The beat, rhythm and colors in the run up to the Night Mass—known as Simbang Gabi in the National Capital Region and Miatinis in the Ilocos —are getting their notes on the higher octave in the metropolis as well as north and south of it.
On the fifth night from tonight will begin the series of nine Masses traditionally celebrated in the pre-dawn hours each day from December 16 to December 24, the custom which began as a way of accompanying Mary symbolically in prayer through the nine months of her pregnancy.
At the Plaza Independencia of Lipa City, 82 kms southeast of the capital, Jane Recede told the Manila Standard there is a nearly 20-meter high Christmas tree, courtesy of the Sangguniang Panglungsod, lighted for 12 hours until 5am as from November.
There is another giant Christmas tree at the Lipa Cathedral, where the nine pre-dawn masses start on Friday at 4 am, with those attending Masses overwhelmed on their way out with the native puto bumbong, the Filipino purple rice cake steamed in bamboo tubes – a sight seen in many other areas of this country like Samar, Quezon, Rizal and Albay as well as Tarlac, Pampanga and Pangasinan which received the Christian Cross in the 16th century.
There is also the native bibingka, the fluffy cake made of glutinous galapong or rice dough, which is as well relished in the Ilocos Region and Cagayan Valley.
In Minglanilla, Cebu, Marivic Rosal talks of praying the Rosary followed by the 4 am Mass, with vendors of puto maya, a sticky rice cake made of steamed glutinous rice, fresh ginger juice and sweetened coconut milk, ready with their accompanying sikwate, the Cebuano version of hot chocolate or the tsokolate de batirol prepared by adding cocoa tablets.
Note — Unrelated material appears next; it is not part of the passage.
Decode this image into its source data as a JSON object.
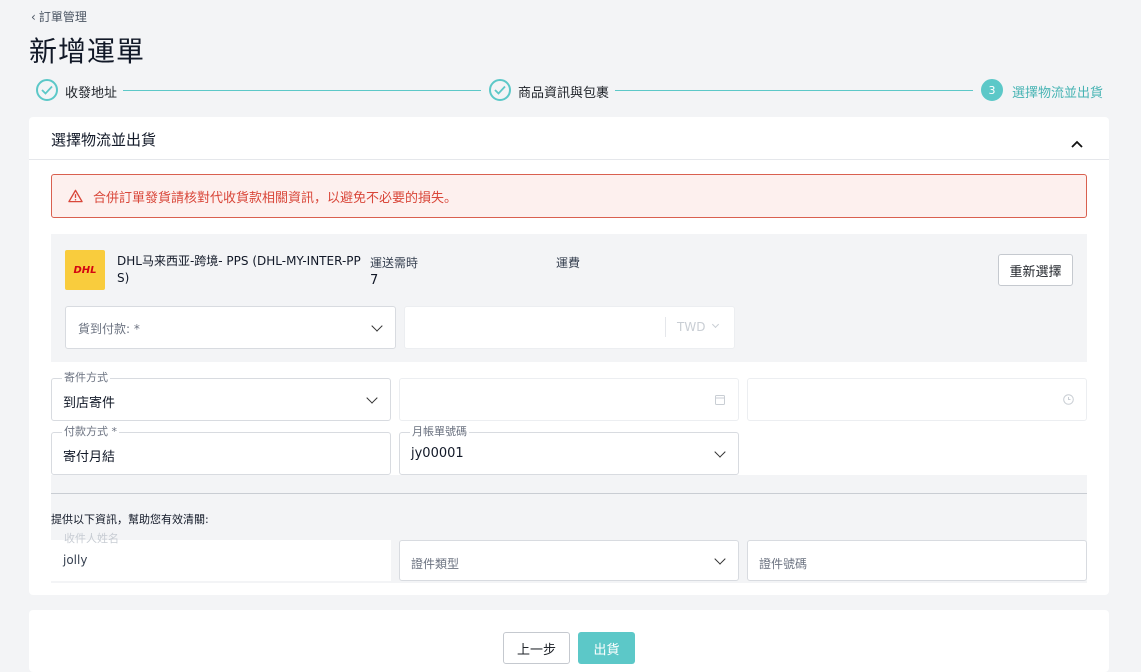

In Paoay, Ilocos Norte, where the UN Heritage Lister Roman Catholic Church is, known for its colonial earthquake baroque architecture, Dr. Wilma Natividad talks of dancing lights that accompany a wave of rhythmic music and a giant Christmas tree in front of the town hall near the church.
In Cagayan, known for its breathtaking rolling hills, the Sierra Madre mountain, great beaches, and amazing caves, the first class town of Gonzaga is also setting up a Christmas tree.
But the town of Pamplona, according to Zena Gail, has a Christmas village called Disneyland, where the young and old prepare for the anniversary of the birth of Jesus Christ.
This tradition of Midnight Mass was chronicled initially by Egeria, a Galician woman who went on a pilgrimage to the Holy Land between 381-384. Egeria had observed how, in Bethlehem, the early Catholics of Jerusalem celebrated the Christmas mystery with a vigil during midnight.
The tradition reached the Western world in the year 430 under Pope Sixtus III in the Basilica of St Mary Major.
This special Mass is known as Missa do Gallo in Portuguese, which means “Rooster’s Mass” or Misa de los Pastores in Spain or Shepherds’ Mass, and continues to be celebrated in many former Spanish colonies on Christmas Eve and in other areas as from December 16 for the nine-day Masses.
Following the liturgical celebration, many friends and families join together to exchange gifts in many Christian homes of this land of 114 million, where nearly 87 percent are Catholics.
Theologians say, as a result, one of the main themes of the series of Masses is religion—specifically the tenets of the Roman Catholic faith—with episodes full of references to passages and verses in the Bible; some more well-known than others.
During Midnight Mass, many Christians will take sacrament or the Holy Supper, pray and sing religious carols and hymns.
Candles are often lit to represent Jesus, often referred to as being the Light of the World, being born in Bethlehem over 2000 years ago.
The book of Revelation, from which Midnight Mass’ final episode takes its name, foretells not just about the Apocalypse and Final Judgment, but about the events that ultimately will lead to it.
That includes, according to theologians, the story from Revelation , when the angel Lucifer waged war against God and lost.